A SOLDIER'S STORY
A First-Hand Account of World War II
by: Walter C. Beglau (1920-1991)
I skipped a week of college the fall of my sophomore year to visit my girlfriend, Carol Erickson, in Watertown, South Dakota, where she had moved the previous summer from Edgeley, North Dakota where we had both lived. We had both been members of Zion Lutheran Church there and though we had not "dated" as very young people do today, we had many good times at Walther League, which was the young people's group in our church and at other church functions. Her father had been my Sunday School teacher when I was in High School. My oldest sister, Violet, had lived in Carol's home during her senior year in high school when we lived on a farm outside of Edgeley, North Dakota. We had moved to town when I attended high school. I had done amateur boxing in college and one time was supposed to box the runner up for the state. The person above me did not show up so I was moved up and during the boxing match went over the ropes and my head hit a two by four and I was out for nine hours! My college boxing was over; however in the army I boxed a lot. I guess I should have left boxing up to my youngest brother, Gordon. He, I believe became the champ and stayed there for his ship in the Navy in the South Pacific. After nearly two years in college I decided it was my turn to enlist so I volunteered with the National Guards at Oakes, North Dakota, which was the 188th Field Artillery Battalion. After realignment I was in the 957th Field Artillery Battalion, with which group I went overseas and also became their First Fire Direction Sergeant (five stripes).

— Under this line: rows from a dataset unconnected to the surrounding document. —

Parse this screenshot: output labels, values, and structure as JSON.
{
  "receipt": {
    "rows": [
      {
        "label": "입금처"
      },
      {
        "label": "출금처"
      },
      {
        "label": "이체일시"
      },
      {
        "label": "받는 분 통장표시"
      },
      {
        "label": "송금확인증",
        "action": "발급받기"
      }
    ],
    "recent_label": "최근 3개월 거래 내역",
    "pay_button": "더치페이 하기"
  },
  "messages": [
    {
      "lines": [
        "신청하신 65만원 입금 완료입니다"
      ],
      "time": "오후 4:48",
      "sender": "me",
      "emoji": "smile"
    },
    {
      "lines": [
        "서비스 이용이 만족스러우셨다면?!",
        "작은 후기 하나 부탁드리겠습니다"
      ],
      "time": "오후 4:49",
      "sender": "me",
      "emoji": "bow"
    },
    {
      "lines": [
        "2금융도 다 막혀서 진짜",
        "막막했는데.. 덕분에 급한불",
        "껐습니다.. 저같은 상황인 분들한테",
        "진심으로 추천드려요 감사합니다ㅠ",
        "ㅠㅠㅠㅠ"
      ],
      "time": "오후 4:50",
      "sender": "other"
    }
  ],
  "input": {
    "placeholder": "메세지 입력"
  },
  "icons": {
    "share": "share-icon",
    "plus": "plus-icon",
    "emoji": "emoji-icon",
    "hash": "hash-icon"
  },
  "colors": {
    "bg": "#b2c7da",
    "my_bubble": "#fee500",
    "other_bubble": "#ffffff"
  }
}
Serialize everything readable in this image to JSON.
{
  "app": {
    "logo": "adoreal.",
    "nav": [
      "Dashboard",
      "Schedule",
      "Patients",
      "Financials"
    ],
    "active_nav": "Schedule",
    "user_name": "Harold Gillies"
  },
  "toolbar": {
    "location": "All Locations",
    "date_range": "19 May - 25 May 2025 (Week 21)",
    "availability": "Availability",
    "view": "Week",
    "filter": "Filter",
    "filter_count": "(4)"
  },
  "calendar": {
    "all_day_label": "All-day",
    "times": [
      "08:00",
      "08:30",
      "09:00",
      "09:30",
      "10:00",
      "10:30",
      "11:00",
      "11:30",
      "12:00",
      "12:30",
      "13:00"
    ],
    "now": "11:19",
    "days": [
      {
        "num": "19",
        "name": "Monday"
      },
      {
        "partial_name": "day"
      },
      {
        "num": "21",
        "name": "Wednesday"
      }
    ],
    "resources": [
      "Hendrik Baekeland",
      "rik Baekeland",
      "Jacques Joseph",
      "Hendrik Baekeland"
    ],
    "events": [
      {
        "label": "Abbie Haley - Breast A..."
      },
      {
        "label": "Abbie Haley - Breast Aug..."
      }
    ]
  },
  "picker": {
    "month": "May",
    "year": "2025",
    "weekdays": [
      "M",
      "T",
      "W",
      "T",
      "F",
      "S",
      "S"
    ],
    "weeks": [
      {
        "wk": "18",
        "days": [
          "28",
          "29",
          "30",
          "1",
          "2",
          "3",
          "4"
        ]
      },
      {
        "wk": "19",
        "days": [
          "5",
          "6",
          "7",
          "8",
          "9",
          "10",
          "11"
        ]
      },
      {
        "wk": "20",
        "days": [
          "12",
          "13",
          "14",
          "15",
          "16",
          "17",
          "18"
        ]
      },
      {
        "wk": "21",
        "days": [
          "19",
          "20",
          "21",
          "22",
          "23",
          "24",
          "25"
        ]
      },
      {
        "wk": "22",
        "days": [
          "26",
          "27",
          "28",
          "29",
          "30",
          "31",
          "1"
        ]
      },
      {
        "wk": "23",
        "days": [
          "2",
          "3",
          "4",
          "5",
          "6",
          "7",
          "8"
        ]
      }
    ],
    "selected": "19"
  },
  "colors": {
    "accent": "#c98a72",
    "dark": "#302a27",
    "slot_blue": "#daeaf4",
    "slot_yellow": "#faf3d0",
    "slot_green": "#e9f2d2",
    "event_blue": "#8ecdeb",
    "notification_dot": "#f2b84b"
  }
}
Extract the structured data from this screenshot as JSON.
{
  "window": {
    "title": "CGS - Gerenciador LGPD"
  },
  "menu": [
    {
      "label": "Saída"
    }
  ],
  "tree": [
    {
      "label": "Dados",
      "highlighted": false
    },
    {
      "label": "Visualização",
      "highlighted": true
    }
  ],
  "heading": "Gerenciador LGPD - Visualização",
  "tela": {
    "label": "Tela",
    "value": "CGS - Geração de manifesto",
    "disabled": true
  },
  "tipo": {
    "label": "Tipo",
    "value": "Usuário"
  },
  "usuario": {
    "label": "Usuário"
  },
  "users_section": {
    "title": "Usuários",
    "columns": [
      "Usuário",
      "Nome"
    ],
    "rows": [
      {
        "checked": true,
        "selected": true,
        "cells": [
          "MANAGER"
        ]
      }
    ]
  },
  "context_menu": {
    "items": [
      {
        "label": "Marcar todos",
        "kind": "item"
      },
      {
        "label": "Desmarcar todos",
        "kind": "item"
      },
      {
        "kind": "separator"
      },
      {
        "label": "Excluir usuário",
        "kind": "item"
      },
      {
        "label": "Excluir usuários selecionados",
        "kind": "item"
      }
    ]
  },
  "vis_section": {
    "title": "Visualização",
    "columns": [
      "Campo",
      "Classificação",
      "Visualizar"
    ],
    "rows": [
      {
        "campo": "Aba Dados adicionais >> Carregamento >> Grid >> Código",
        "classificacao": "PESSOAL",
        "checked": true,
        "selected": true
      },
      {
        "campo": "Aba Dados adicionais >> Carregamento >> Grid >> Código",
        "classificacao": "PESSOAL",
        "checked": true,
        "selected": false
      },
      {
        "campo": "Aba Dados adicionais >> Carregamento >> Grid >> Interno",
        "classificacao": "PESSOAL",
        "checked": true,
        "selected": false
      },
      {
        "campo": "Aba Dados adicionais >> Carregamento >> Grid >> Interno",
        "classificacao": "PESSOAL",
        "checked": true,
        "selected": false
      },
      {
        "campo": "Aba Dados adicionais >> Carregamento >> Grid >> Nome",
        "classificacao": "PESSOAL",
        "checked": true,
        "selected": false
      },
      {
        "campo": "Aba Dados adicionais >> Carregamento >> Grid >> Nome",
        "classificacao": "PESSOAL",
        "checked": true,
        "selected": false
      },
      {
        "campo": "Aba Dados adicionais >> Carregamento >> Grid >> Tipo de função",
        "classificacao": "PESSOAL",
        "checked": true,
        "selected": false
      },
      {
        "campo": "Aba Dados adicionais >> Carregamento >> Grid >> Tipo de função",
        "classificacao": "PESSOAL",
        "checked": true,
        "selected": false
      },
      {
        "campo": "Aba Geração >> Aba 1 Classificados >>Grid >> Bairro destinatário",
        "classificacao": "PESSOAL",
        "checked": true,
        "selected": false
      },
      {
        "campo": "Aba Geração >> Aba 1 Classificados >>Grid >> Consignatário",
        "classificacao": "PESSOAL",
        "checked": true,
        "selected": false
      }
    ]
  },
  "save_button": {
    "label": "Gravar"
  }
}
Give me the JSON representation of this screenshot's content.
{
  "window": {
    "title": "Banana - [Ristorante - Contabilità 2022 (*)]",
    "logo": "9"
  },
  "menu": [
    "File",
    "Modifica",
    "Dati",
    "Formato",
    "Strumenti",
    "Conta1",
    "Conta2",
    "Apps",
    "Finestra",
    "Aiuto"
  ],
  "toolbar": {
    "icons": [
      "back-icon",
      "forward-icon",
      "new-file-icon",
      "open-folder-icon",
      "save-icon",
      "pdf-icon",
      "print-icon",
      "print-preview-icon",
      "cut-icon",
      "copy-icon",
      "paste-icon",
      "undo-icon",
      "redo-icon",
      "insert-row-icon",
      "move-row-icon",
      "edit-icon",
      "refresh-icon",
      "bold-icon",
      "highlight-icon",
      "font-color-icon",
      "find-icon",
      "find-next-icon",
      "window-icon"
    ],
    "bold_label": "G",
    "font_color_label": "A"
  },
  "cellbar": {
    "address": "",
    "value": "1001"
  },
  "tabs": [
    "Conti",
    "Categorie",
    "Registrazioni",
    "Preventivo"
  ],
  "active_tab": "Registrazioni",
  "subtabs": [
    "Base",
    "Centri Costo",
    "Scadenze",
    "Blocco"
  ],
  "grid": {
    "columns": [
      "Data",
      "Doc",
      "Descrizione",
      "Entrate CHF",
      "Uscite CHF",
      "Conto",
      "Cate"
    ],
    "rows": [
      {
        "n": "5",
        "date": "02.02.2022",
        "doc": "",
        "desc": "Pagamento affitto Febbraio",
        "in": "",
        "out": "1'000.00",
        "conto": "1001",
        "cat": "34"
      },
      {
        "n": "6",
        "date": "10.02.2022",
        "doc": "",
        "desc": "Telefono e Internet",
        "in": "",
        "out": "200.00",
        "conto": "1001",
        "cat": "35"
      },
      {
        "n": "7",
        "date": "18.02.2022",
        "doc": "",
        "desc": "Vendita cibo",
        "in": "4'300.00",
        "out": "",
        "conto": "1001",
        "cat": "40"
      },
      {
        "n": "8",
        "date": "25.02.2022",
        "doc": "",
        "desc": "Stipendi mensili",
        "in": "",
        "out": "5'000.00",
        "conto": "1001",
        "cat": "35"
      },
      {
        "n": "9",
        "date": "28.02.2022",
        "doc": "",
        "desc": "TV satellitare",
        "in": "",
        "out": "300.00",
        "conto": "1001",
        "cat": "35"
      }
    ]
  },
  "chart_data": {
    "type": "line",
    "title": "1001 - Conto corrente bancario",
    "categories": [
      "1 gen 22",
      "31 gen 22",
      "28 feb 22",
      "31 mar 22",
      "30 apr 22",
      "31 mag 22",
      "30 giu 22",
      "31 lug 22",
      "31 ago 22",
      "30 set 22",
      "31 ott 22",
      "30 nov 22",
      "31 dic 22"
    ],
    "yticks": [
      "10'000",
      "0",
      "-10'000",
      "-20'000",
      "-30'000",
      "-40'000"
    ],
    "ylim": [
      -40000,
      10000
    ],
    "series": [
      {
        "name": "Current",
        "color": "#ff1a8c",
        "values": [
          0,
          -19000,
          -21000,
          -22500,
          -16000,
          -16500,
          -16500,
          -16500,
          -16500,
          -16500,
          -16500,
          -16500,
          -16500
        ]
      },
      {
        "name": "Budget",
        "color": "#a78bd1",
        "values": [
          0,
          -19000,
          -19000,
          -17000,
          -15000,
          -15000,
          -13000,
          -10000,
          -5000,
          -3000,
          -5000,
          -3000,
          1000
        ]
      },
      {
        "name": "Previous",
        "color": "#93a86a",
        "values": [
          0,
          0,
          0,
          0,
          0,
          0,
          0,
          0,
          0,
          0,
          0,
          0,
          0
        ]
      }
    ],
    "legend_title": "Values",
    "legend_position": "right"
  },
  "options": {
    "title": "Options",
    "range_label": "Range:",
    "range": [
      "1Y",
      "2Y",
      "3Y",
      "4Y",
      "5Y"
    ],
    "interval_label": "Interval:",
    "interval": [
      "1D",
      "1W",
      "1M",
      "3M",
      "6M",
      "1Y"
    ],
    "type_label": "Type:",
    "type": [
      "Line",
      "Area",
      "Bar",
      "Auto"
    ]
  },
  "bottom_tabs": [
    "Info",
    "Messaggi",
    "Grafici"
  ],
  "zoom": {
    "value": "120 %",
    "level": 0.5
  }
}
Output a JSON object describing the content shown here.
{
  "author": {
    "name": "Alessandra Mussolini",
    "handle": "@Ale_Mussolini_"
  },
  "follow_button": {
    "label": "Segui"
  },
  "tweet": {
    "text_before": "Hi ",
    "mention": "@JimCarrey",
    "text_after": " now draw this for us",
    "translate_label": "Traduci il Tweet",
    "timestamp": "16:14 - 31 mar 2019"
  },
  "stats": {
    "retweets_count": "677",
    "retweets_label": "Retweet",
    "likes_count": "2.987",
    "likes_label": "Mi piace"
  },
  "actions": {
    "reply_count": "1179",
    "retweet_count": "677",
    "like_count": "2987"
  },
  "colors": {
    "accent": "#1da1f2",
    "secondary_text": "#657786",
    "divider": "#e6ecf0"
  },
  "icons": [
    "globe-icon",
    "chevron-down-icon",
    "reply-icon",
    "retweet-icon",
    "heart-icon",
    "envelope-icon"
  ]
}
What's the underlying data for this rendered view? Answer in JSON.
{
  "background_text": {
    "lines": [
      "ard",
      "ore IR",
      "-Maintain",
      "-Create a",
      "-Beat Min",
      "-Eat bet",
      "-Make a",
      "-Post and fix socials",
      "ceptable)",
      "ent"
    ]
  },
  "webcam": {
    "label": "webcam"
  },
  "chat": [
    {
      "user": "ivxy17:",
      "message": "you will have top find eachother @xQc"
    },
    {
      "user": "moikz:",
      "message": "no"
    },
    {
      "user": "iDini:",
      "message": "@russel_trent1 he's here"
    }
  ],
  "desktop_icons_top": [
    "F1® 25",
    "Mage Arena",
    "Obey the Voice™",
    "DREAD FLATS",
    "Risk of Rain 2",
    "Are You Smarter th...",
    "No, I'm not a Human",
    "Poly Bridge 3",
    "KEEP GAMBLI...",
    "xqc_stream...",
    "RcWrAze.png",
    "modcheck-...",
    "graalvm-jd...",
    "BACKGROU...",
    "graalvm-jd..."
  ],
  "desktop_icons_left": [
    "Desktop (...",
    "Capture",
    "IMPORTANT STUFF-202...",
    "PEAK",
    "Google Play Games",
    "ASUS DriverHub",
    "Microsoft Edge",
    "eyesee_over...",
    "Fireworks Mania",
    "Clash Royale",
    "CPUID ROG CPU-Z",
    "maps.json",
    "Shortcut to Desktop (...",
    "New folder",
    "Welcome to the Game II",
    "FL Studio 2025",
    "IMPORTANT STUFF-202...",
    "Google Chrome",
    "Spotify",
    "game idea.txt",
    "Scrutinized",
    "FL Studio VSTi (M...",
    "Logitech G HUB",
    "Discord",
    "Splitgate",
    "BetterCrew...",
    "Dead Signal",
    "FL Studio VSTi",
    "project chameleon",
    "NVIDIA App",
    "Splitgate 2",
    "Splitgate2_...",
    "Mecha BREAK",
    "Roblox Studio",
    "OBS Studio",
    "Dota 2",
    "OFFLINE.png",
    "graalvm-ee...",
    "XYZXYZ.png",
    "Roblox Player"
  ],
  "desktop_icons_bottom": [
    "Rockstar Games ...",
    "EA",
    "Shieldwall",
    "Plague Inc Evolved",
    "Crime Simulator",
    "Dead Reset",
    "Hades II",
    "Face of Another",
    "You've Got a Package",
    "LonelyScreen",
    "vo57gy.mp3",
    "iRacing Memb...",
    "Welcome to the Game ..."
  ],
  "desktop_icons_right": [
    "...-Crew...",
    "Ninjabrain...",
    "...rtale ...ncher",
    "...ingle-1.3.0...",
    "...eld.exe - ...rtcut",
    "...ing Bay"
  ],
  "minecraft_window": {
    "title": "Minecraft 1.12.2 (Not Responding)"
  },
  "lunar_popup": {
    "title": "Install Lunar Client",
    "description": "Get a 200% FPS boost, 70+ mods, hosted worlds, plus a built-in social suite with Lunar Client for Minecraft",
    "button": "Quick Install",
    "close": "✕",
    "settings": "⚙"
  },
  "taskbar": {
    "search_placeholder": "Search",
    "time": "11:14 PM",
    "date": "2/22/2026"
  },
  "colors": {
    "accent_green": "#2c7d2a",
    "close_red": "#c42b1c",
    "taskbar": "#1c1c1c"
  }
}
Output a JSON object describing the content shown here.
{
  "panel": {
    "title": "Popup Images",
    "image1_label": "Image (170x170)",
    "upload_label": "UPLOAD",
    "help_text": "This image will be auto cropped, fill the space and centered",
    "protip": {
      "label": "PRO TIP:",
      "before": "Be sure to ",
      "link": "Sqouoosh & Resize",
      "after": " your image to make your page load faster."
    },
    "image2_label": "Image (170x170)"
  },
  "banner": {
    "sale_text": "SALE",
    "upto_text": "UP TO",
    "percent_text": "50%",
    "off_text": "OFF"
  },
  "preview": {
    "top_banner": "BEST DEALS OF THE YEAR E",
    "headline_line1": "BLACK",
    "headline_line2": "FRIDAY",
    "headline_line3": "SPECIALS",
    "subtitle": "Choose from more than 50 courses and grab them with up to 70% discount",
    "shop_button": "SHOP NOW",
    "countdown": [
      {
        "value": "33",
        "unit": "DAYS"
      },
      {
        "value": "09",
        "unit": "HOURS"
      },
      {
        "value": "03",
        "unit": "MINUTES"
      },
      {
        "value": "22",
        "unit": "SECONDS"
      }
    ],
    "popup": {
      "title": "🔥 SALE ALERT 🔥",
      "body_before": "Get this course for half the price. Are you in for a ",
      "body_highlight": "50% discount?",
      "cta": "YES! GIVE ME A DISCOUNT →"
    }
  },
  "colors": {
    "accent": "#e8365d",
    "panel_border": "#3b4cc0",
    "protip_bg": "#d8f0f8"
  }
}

I was first stationed in Cheyenne, Wyoming. Then came Pearl Harbor! December 7, l942 -- That very day I was to begin a furlough and go to visit my fiancee, Carol Erickson in Watertown, South Dakota. I had sent her a diamond on my birthday that year (the past April 25th). But Pearl Harbor changed those plans and our group was immediately put on...